11 At the end of three months we set sail on an Alexandrian ship which had wintered at the island, and which had the Twin Brothers for its figurehead. 12 After we put in at Syracuse, we stayed there for three days. 13 From there we sailed around and arrived at Rhegium, and a day later a south wind sprang up, and on the second day we came to Puteoli. 14 There we found some brethren, and were invited to stay with them for seven days; and thus we came to Rome. 15 And the brethren, when they heard about us, came from there as far as the Market of Appius and Three Inns to meet us; and when Paul saw them, he thanked God and took courage. 16 When we entered Rome, Paul was allowed to stay by himself, with the soldier who was guarding him.
Paul’s Activity in Rome
17 After three days Paul called together those who were the leading men of the Jews, and when they came together, he began saying to them, “Brethren, though I had done nothing against our people or the customs of our fathers, yet I was delivered as a prisoner from Jerusalem into the hands of the Romans. 18 And when they had examined me, they were willing to release me because there was no ground for putting me to death. 19 But when the Jews objected, I was forced to appeal to Caesar, not that I had any accusation against my nation. 20 For this reason, therefore, I requested to see you and to speak with you, for I am wearing this chain for the sake of the hope of Israel.” 21 They said to him, “We have neither received letters from Judea concerning you, nor have any of the brethren come here and reported or spoken anything bad about you. 22 But we desire to hear from you what your views are; for concerning this sect, it is known to us that it is spoken against everywhere.”
23 When they had set a day for Paul, they came to him at his lodging in large numbers; and he was explaining to them by solemnly testifying about the kingdom of God and trying to persuade them concerning Jesus, from both the Law of Moses and from the Prophets, from morning until evening. 24 Some were being persuaded by the things spoken, but others would not believe. 25 And when they did not agree with one another, they began leaving after Paul had spoken one parting word,
“The Holy Spirit rightly spoke through Isaiah the prophet to your fathers, 26 saying, ‘Go to this people and say, “You will keep on hearing, but will not understand; and you will keep on seeing, but will not perceive; 27 For the heart of this people has become dull, and with their ears they scarcely hear, and they have closed their eyes; otherwise they might see with their eyes, and hear with their ears, and understand with their heart and return, and I would heal them.”‘
28 “Let it be known to you then that this salvation of God has been sent to the Gentiles; they will also listen.”

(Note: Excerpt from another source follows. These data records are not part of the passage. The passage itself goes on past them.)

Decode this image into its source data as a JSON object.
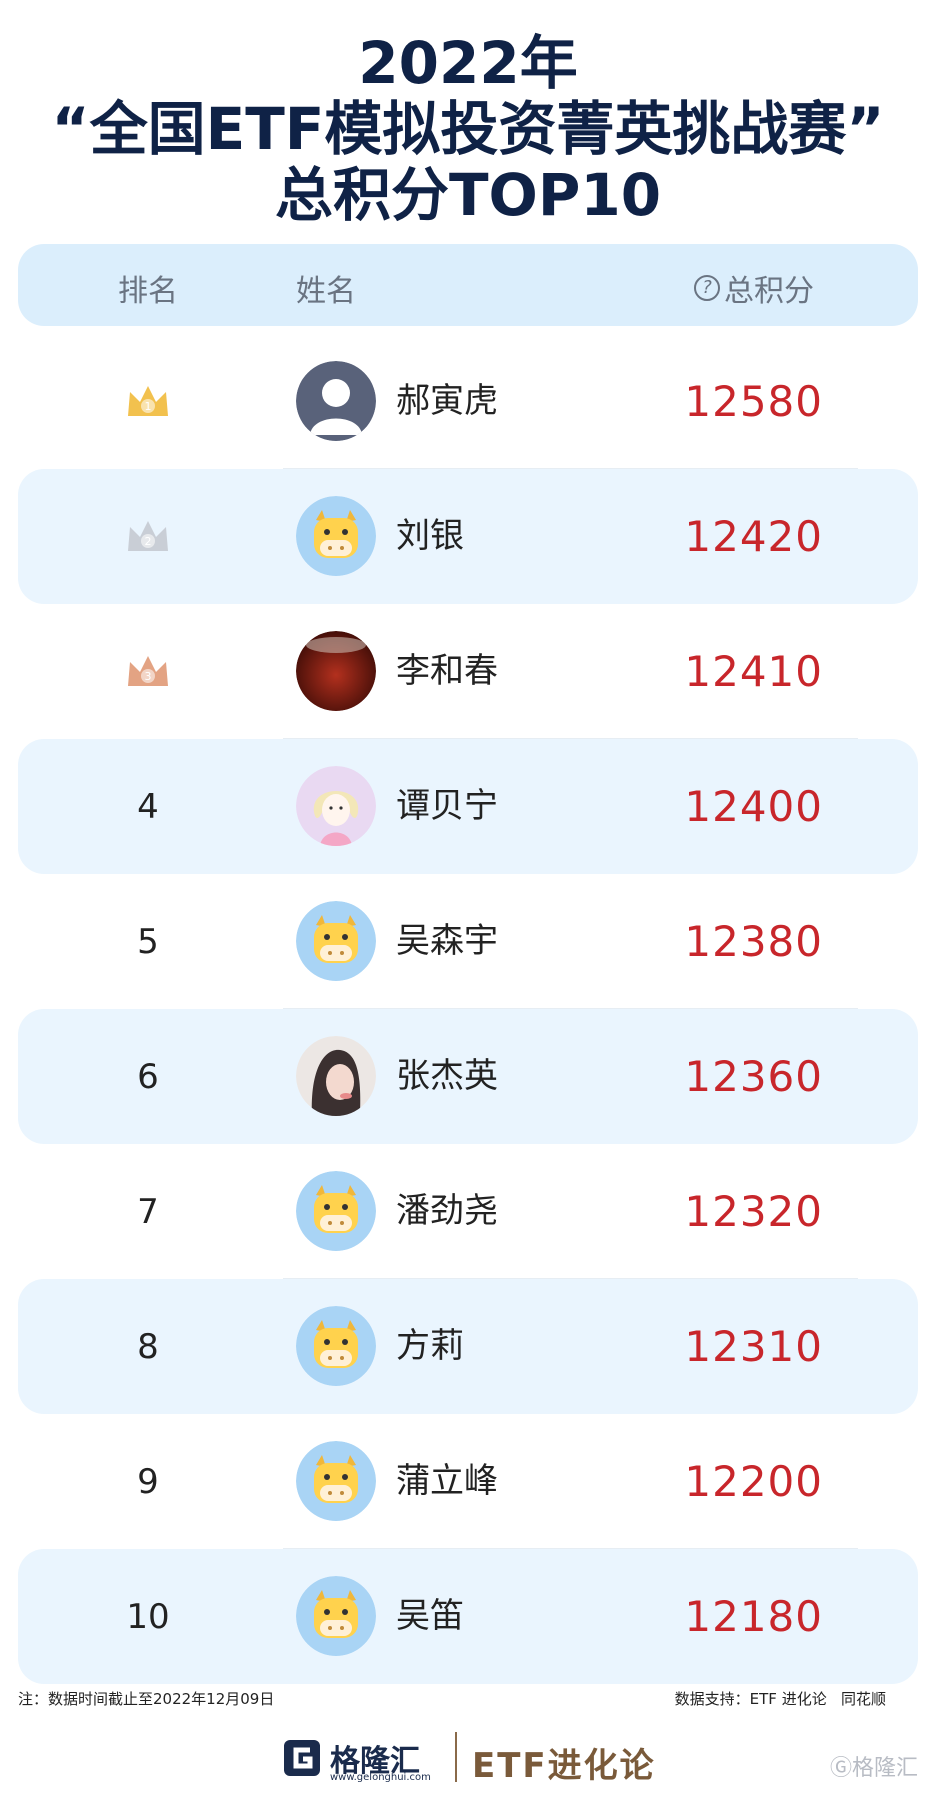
{
  "title": {
    "line1": "2022年",
    "line2": "“全国ETF模拟投资菁英挑战赛”",
    "line3": "总积分TOP10"
  },
  "header": {
    "rank_label": "排名",
    "name_label": "姓名",
    "score_icon": "question-circle-icon",
    "score_label": "总积分"
  },
  "rows": [
    {
      "rank": "1",
      "name": "郝寅虎",
      "score": "12580",
      "avatar": "default-person"
    },
    {
      "rank": "2",
      "name": "刘银",
      "score": "12420",
      "avatar": "cow"
    },
    {
      "rank": "3",
      "name": "李和春",
      "score": "12410",
      "avatar": "photo-red"
    },
    {
      "rank": "4",
      "name": "谭贝宁",
      "score": "12400",
      "avatar": "cartoon-girl"
    },
    {
      "rank": "5",
      "name": "吴森宇",
      "score": "12380",
      "avatar": "cow"
    },
    {
      "rank": "6",
      "name": "张杰英",
      "score": "12360",
      "avatar": "photo-girl"
    },
    {
      "rank": "7",
      "name": "潘劲尧",
      "score": "12320",
      "avatar": "cow"
    },
    {
      "rank": "8",
      "name": "方莉",
      "score": "12310",
      "avatar": "cow"
    },
    {
      "rank": "9",
      "name": "蒲立峰",
      "score": "12200",
      "avatar": "cow"
    },
    {
      "rank": "10",
      "name": "吴笛",
      "score": "12180",
      "avatar": "cow"
    }
  ],
  "footer": {
    "note": "注：数据时间截止至2022年12月09日",
    "support": "数据支持：ETF 进化论   同花顺",
    "logo_main": "格隆汇",
    "logo_url": "www.gelonghui.com",
    "logo_etf": "ETF进化论",
    "watermark": "格隆汇"
  },
  "colors": {
    "title": "#0f2246",
    "score": "#c8262b",
    "header_bg": "#dbeefc",
    "row_shade": "#eaf5fe",
    "gold": "#f2c14e",
    "silver": "#c9ced6",
    "bronze": "#e3a383"
  }
}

30 And he stayed two full years in his own rented quarters and was welcoming all who came to him, 31 preaching the kingdom of God and teaching concerning the Lord Jesus Christ with all openness, unhindered.